“We definitely didn’t have any inside knowledge on how COVID worked or anything else,” said Andrew Reial, the firm’s senior vice-president of office and industrial.
Andrew Reial is senior vice-president of office and industrial at Choice Properties REIT, which owns and oversees more than 700 commercial and residential properties in Canada. Ventilation has been key to keeping its buildings healthy from the early days of the pandemic. (Sarah Bridge/CBC)
“I think if you look at past research and past practices, healthier office spaces have higher air quality. They have a lot more fresh air. And that seemed [to be something] that we should focus on at the start.”
Last year, his team came up with a plan to better clean the air inside its buildings, including upgrading to high-grade MERV 13 filters in its ventilation systems and increasing the amount of fresh air exchanges.
“Basically, we’re refreshing all the air every 90 minutes or so throughout all the buildings during business hours,” Reial said.
Increased ventilation hasn’t been the only COVID-19 precaution taken by the company. On-site rapid testing is offered at some of its office buildings, including its headquarters in midtown Toronto.
Signs throughout that office also encourage physical distancing and hand sanitizing, and staff members in the building have been offered high-quality KN95 masks, which are a type of filtering respirator.
As for the air-quality upgrades, Reial said they turned out to be the right call as the science around aerosols becomes clearer. “We were fortunate our building systems could accommodate [the upgrades]. I think that’s one benefit that we had.”
Adaptability remains key
It’s true that not all ventilation systems can so easily be brought up to pandemic standards. Even though the University of Toronto has a number of academics on staff who understand aerosols and COVID-19 transmission, the institution also has a lot of older infrastructure to contend with.
“We have pretty much every type of ventilation system that has ever been built, given the size of our campus,” said Ron Saporta, a civil engineer who’s the chief operations officer at the university.
The University of Toronto, with a lot of older infrastructure, has ‘pretty much every type of ventilation system that has ever been built, given the size of our campus,’ says Ron Saporta, the institution’s chief operations officer. (Nathan Denette/The Canadian Press)
Where possible, those same MERV 13 filters used by Choice Properties have been installed at the university, and the volume of fresh air intake has also been increased — especially in high-density spaces such as classrooms, where students are expected to return this fall.
“What we’ve decided to do is to set up a specific target for ventilation in our classrooms. And what we’ve done is we’ve set it at six air-changes per hour,” he said.
Saporta said that is “about the ventilation rate you see in hospitals and places like clinics.”
In some rooms where meeting those air-quality standards proved more challenging, HEPA filtration units were added. A small amount of trickier spaces just won’t be used this year.
Saporta said he recognized this may not be the last time the university has to adjust its COVID-19 policies to align with emerging research. “We think this is the right strategy for what we have now in terms of evidence and science.”

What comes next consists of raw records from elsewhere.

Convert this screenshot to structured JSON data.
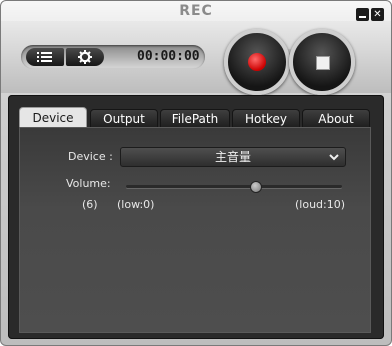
{
  "window": {
    "title": "REC",
    "minimize_label": "",
    "close_label": "✕"
  },
  "controls": {
    "timer": "00:00:00",
    "list_icon": "list-icon",
    "gear_icon": "gear-icon",
    "record_icon": "record-icon",
    "stop_icon": "stop-icon"
  },
  "tabs": [
    {
      "label": "Device",
      "active": true
    },
    {
      "label": "Output",
      "active": false
    },
    {
      "label": "FilePath",
      "active": false
    },
    {
      "label": "Hotkey",
      "active": false
    },
    {
      "label": "About",
      "active": false
    }
  ],
  "device": {
    "device_label": "Device :",
    "device_value": "主音量",
    "volume_label": "Volume:",
    "volume_value_text": "(6)",
    "volume_min_text": "(low:0)",
    "volume_max_text": "(loud:10)",
    "volume_level": 6,
    "volume_min": 0,
    "volume_max": 10
  },
  "colors": {
    "record_accent": "#cc0000",
    "panel_bg": "#2a2a2a"
  }
}
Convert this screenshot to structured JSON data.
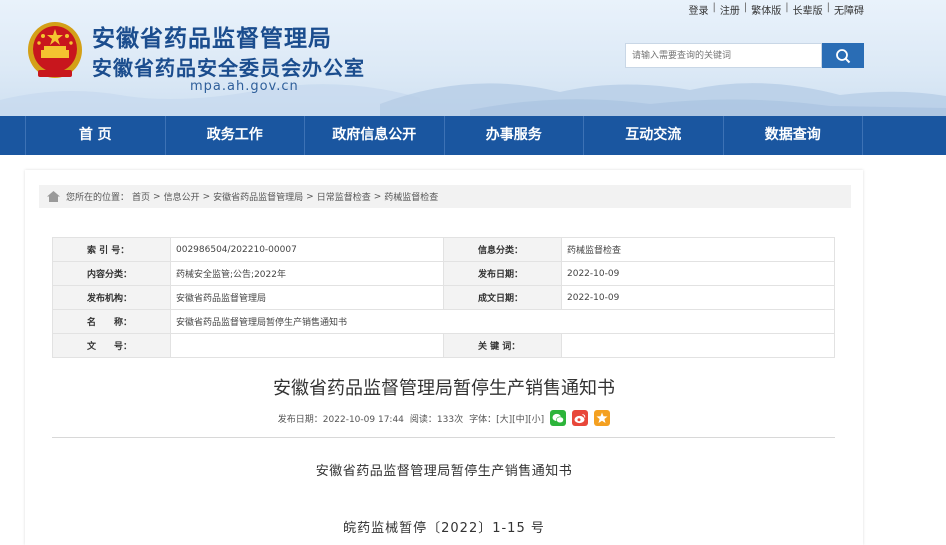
{
  "header": {
    "top_links": [
      "登录",
      "注册",
      "繁体版",
      "长辈版",
      "无障碍"
    ],
    "title_line1": "安徽省药品监督管理局",
    "title_line2": "安徽省药品安全委员会办公室",
    "domain": "mpa.ah.gov.cn",
    "search_placeholder": "请输入需要查询的关键词"
  },
  "nav": {
    "items": [
      "首 页",
      "政务工作",
      "政府信息公开",
      "办事服务",
      "互动交流",
      "数据查询"
    ]
  },
  "breadcrumb": {
    "prefix": "您所在的位置：",
    "items": [
      "首页",
      "信息公开",
      "安徽省药品监督管理局",
      "日常监督检查",
      "药械监督检查"
    ],
    "separator": ">"
  },
  "meta": {
    "index_label": "索 引 号：",
    "index_value": "002986504/202210-00007",
    "category_label": "信息分类：",
    "category_value": "药械监督检查",
    "content_label": "内容分类：",
    "content_value": "药械安全监管;公告;2022年",
    "publish_date_label": "发布日期：",
    "publish_date_value": "2022-10-09",
    "org_label": "发布机构：",
    "org_value": "安徽省药品监督管理局",
    "written_date_label": "成文日期：",
    "written_date_value": "2022-10-09",
    "name_label": "名　　称：",
    "name_value": "安徽省药品监督管理局暂停生产销售通知书",
    "doc_label": "文　　号：",
    "doc_value": "",
    "keywords_label": "关 键 词：",
    "keywords_value": ""
  },
  "article": {
    "title": "安徽省药品监督管理局暂停生产销售通知书",
    "publish_prefix": "发布日期：2022-10-09 17:44",
    "views": "阅读：133次",
    "font_label": "字体：",
    "font_large": "[大]",
    "font_medium": "[中]",
    "font_small": "[小]",
    "body_title": "安徽省药品监督管理局暂停生产销售通知书",
    "doc_number": "皖药监械暂停〔2022〕1-15 号"
  },
  "colors": {
    "nav_blue": "#1a56a0",
    "title_blue": "#1b4d8e",
    "wechat_green": "#2cb43a",
    "weibo_red": "#e8473a",
    "star_orange": "#f4a020"
  },
  "icons": {
    "search": "search-icon",
    "home": "home-icon",
    "wechat": "wechat-icon",
    "weibo": "weibo-icon",
    "favorite": "star-icon",
    "emblem": "national-emblem-icon"
  }
}
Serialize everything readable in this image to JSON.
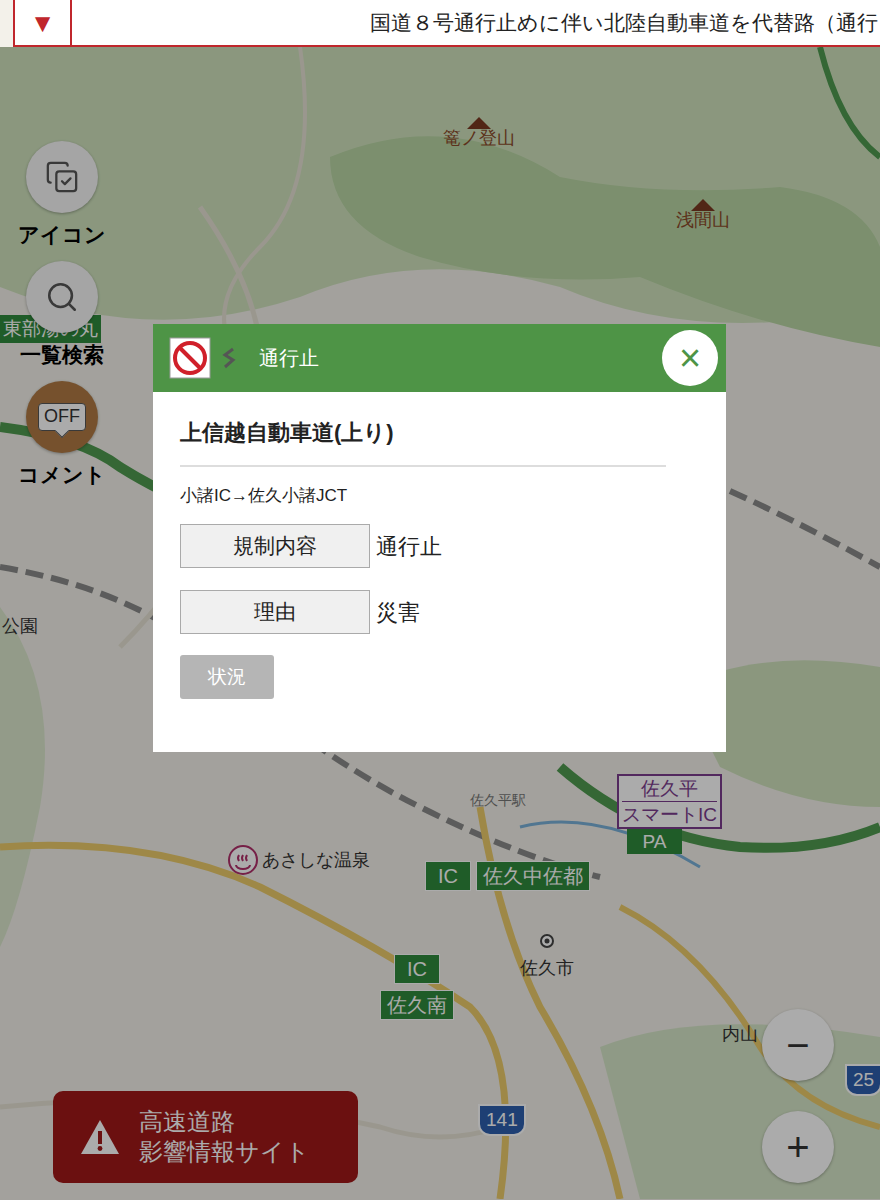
{
  "banner": {
    "toggle": "▼",
    "text": "国道８号通行止めに伴い北陸自動車道を代替路（通行"
  },
  "controls": [
    {
      "label": "アイコン",
      "kind": "icons"
    },
    {
      "label": "一覧検索",
      "kind": "search"
    },
    {
      "label": "コメント",
      "kind": "comment",
      "badge": "OFF",
      "on": false
    }
  ],
  "map": {
    "labels": [
      {
        "text": "篭ノ登山",
        "kind": "peak"
      },
      {
        "text": "浅間山",
        "kind": "peak"
      },
      {
        "text": "あさしな温泉",
        "kind": "onsen"
      },
      {
        "text": "佐久市",
        "kind": "city"
      },
      {
        "text": "内山",
        "kind": "place"
      },
      {
        "text": "佐久平駅",
        "kind": "station"
      },
      {
        "text": "公園",
        "kind": "place"
      }
    ],
    "highway_signs": [
      {
        "kind": "tag",
        "text": "東部湯の丸"
      },
      {
        "kind": "smart",
        "text": "佐久平",
        "sub": "スマートIC",
        "extra": "PA"
      },
      {
        "kind": "ic",
        "badge": "IC",
        "text": "佐久中佐都"
      },
      {
        "kind": "ic-stack",
        "badge": "IC",
        "text": "佐久南"
      }
    ],
    "route_shields": [
      "141",
      "25"
    ]
  },
  "dialog": {
    "header": "通行止",
    "close": "×",
    "title": "上信越自動車道(上り)",
    "section": "小諸IC→佐久小諸JCT",
    "rows": [
      {
        "label": "規制内容",
        "value": "通行止"
      },
      {
        "label": "理由",
        "value": "災害"
      }
    ],
    "button": {
      "label": "状況",
      "disabled": true
    }
  },
  "external_link": {
    "lines": [
      "高速道路",
      "影響情報サイト"
    ]
  },
  "zoom": {
    "out": "−",
    "in": "+"
  }
}
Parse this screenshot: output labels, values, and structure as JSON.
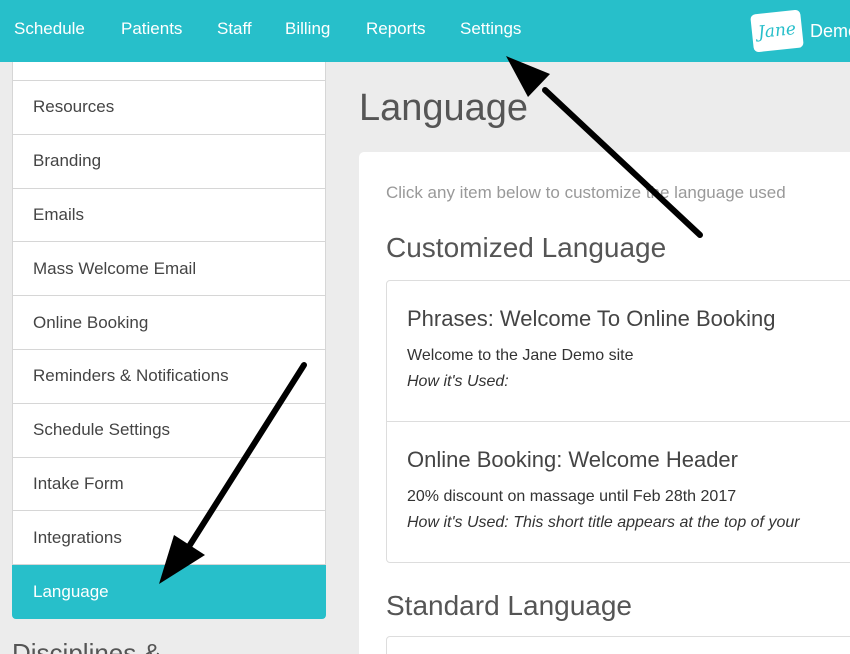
{
  "nav": {
    "items": [
      {
        "label": "Schedule"
      },
      {
        "label": "Patients"
      },
      {
        "label": "Staff"
      },
      {
        "label": "Billing"
      },
      {
        "label": "Reports"
      },
      {
        "label": "Settings"
      }
    ],
    "brand_logo": "Jane",
    "brand_text": "Demo"
  },
  "sidebar": {
    "items": [
      {
        "label": "Resources"
      },
      {
        "label": "Branding"
      },
      {
        "label": "Emails"
      },
      {
        "label": "Mass Welcome Email"
      },
      {
        "label": "Online Booking"
      },
      {
        "label": "Reminders & Notifications"
      },
      {
        "label": "Schedule Settings"
      },
      {
        "label": "Intake Form"
      },
      {
        "label": "Integrations"
      },
      {
        "label": "Language",
        "active": true
      }
    ],
    "below_heading": "Disciplines &"
  },
  "main": {
    "title": "Language",
    "intro": "Click any item below to customize the language used",
    "customized_heading": "Customized Language",
    "customized": [
      {
        "title": "Phrases: Welcome To Online Booking",
        "value": "Welcome to the Jane Demo site",
        "usage": "How it's Used:"
      },
      {
        "title": "Online Booking: Welcome Header",
        "value": "20% discount on massage until Feb 28th 2017",
        "usage": "How it's Used: This short title appears at the top of your"
      }
    ],
    "standard_heading": "Standard Language"
  },
  "colors": {
    "brand": "#27bfca",
    "background": "#ececec",
    "annotation_arrow": "#000000"
  }
}
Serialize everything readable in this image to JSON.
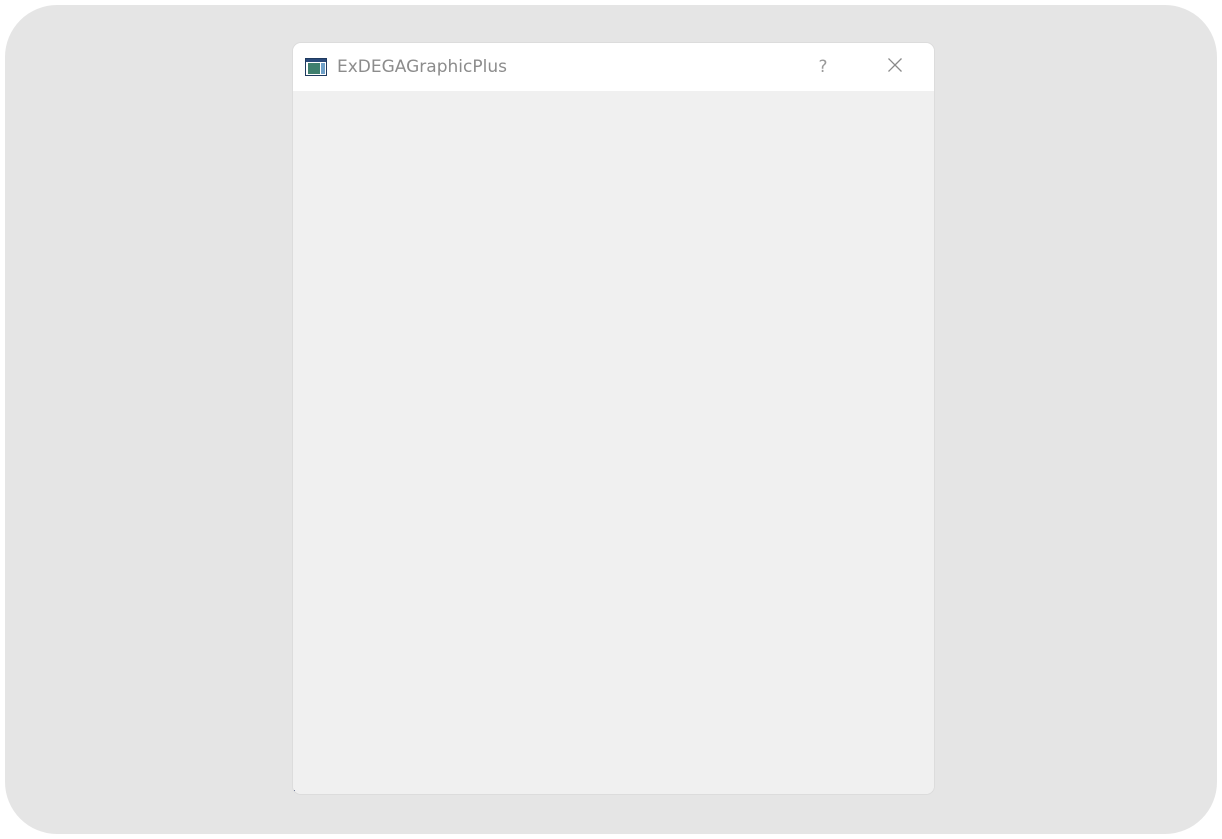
{
  "window": {
    "title": "ExDEGAGraphicPlus",
    "help_label": "?",
    "icons": {
      "app": "app-window-icon",
      "close": "close-icon"
    }
  },
  "colors": {
    "desktop": "#e5e5e5",
    "titlebar": "#ffffff",
    "client": "#f0f0f0",
    "title_text": "#8c8c8c"
  }
}
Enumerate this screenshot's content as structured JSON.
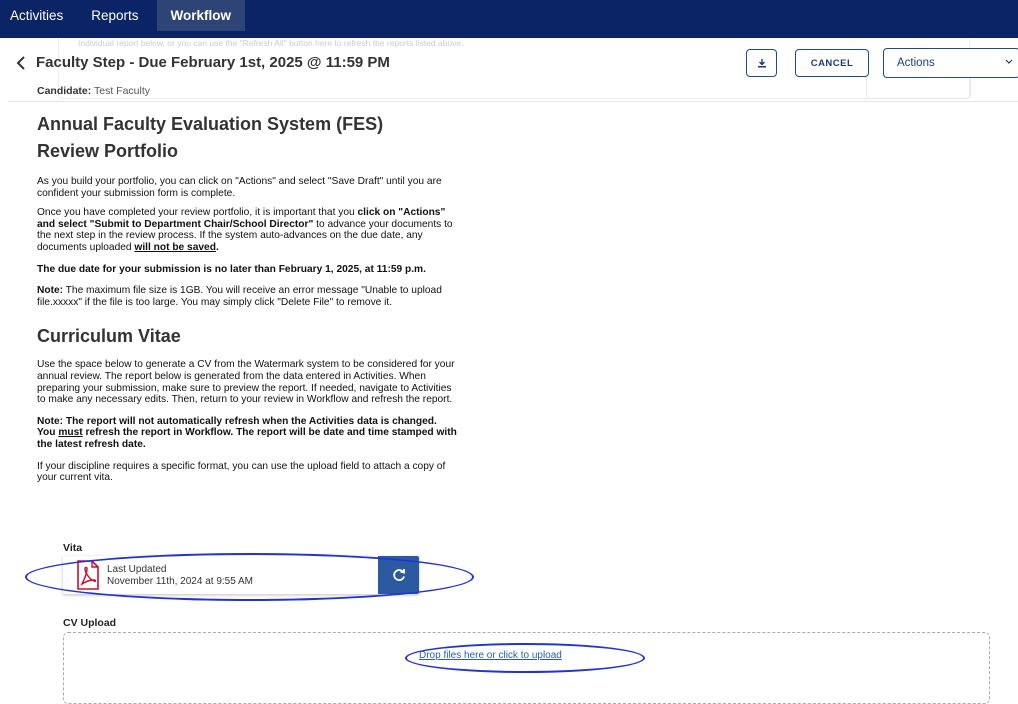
{
  "nav": {
    "tabs": [
      {
        "label": "Activities"
      },
      {
        "label": "Reports"
      },
      {
        "label": "Workflow"
      }
    ]
  },
  "ghost_text": "Individual report below, or you can use the \"Refresh All\" button here to refresh the reports listed above.",
  "header": {
    "title": "Faculty Step - Due February 1st, 2025 @ 11:59 PM",
    "candidate_label": "Candidate:",
    "candidate_name": "Test Faculty",
    "cancel_label": "CANCEL",
    "actions_label": "Actions"
  },
  "main": {
    "title": "Annual Faculty Evaluation System (FES)",
    "subtitle": "Review Portfolio",
    "p1": "As you build your portfolio, you can click on \"Actions\" and select \"Save Draft\" until you are confident your submission form is complete.",
    "p2_a": "Once you have completed your review portfolio, it is important that you ",
    "p2_bold": "click on \"Actions\" and select \"Submit to Department Chair/School Director\"",
    "p2_b": " to advance your documents to the next step in the review process. If the system auto-advances on the due date, any documents uploaded ",
    "p2_underline": "will not be saved",
    "p2_end": ".",
    "due_note": "The due date for your submission is no later than February 1, 2025, at 11:59 p.m.",
    "note_label": "Note:",
    "note_text": " The maximum file size is 1GB. You will receive an error message \"Unable to upload file.xxxxx\" if the file is too large. You may simply click \"Delete File\" to remove it."
  },
  "cv": {
    "heading": "Curriculum Vitae",
    "p1": "Use the space below to generate a CV from the Watermark system to be considered for your annual review. The report below is generated from the data entered in Activities. When preparing your submission, make sure to preview the report. If needed, navigate to Activities to make any necessary edits. Then, return to your review in Workflow and refresh the report.",
    "note_a": "Note: The report will not automatically refresh when the Activities data is changed. You ",
    "note_must": "must",
    "note_b": " refresh the report in Workflow. The report will be date and time stamped with the latest refresh date.",
    "p3": "If your discipline requires a specific format, you can use the upload field to attach a copy of your current vita."
  },
  "vita": {
    "label": "Vita",
    "last_updated_label": "Last Updated",
    "last_updated_value": "November 11th, 2024 at 9:55 AM",
    "pdf_icon_text": "PDF"
  },
  "upload": {
    "label": "CV Upload",
    "drop_text": "Drop files here or click to upload"
  },
  "colors": {
    "nav_bg": "#0b2466",
    "accent": "#2c5aa0",
    "annotation": "#2233d6",
    "pdf_red": "#c8102e"
  }
}
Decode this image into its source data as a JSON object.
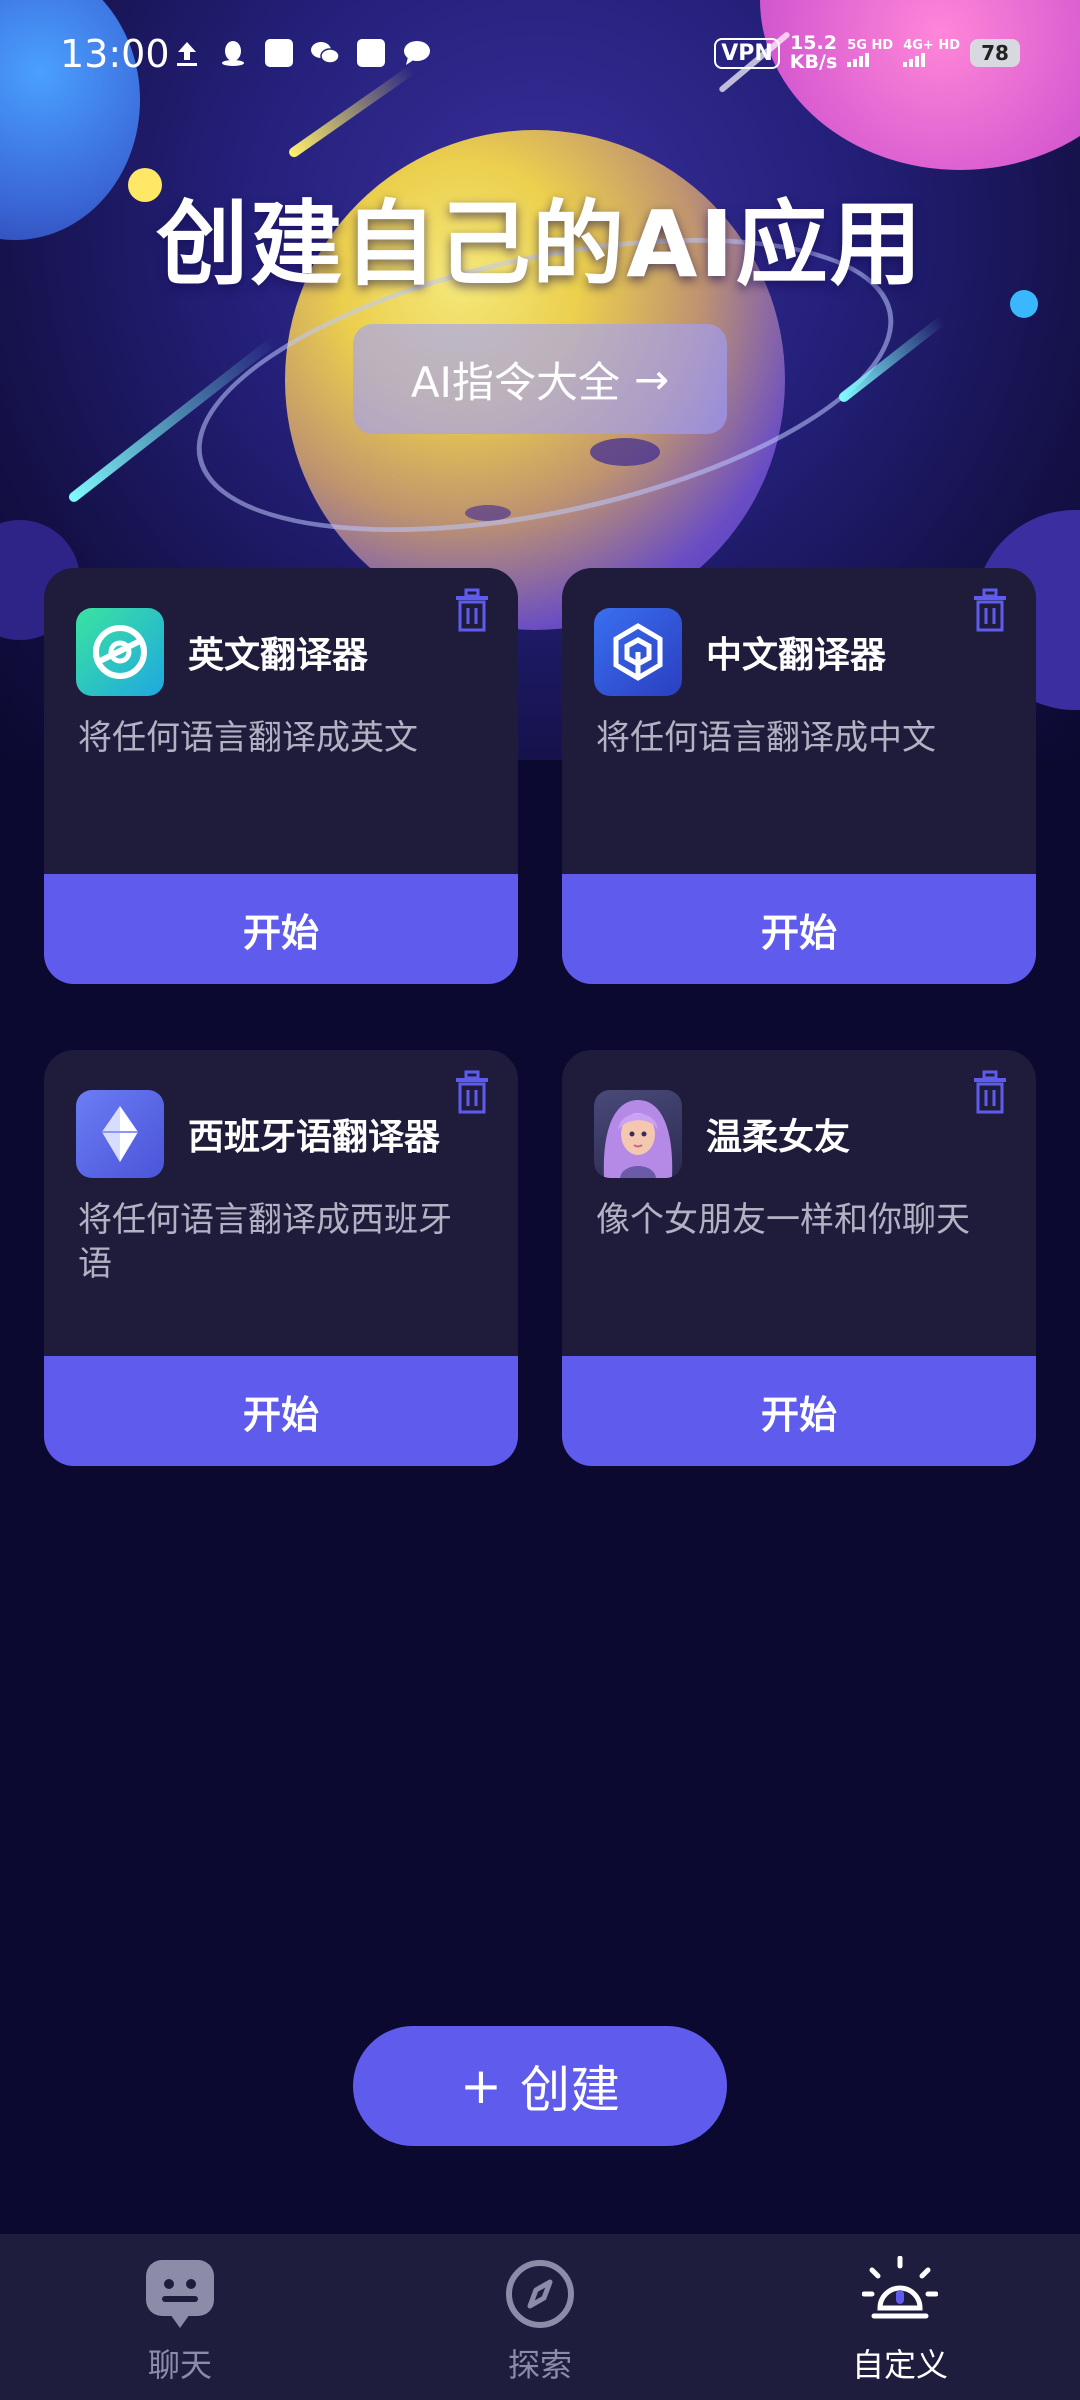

Even as vaccination rates continue to rise in Canada, adaptability remains key in the face of a virus that continues to surprise.
Workers at a factory in Mississauga, Ont., wear mandatory masks and gloves. While the Public Health Agency of Canada and the Ontario government have released guidance on improving ventilation in workplaces, widespread public health messaging on the subject has been lacking. (Nathan Denette/The Canadian Press)
Shawn Stone of International Electronic Components is now fully vaccinated and has offered his staff a $100 bonus for each jab, but he said he’s been watching news of a fourth wave, and he’s not letting his guard down.
“I think the worst thing for somebody would be to be worried about their well-being going to work every day,” he said. “So we’re trying to mitigate that as much as we can.”
Source From CBC News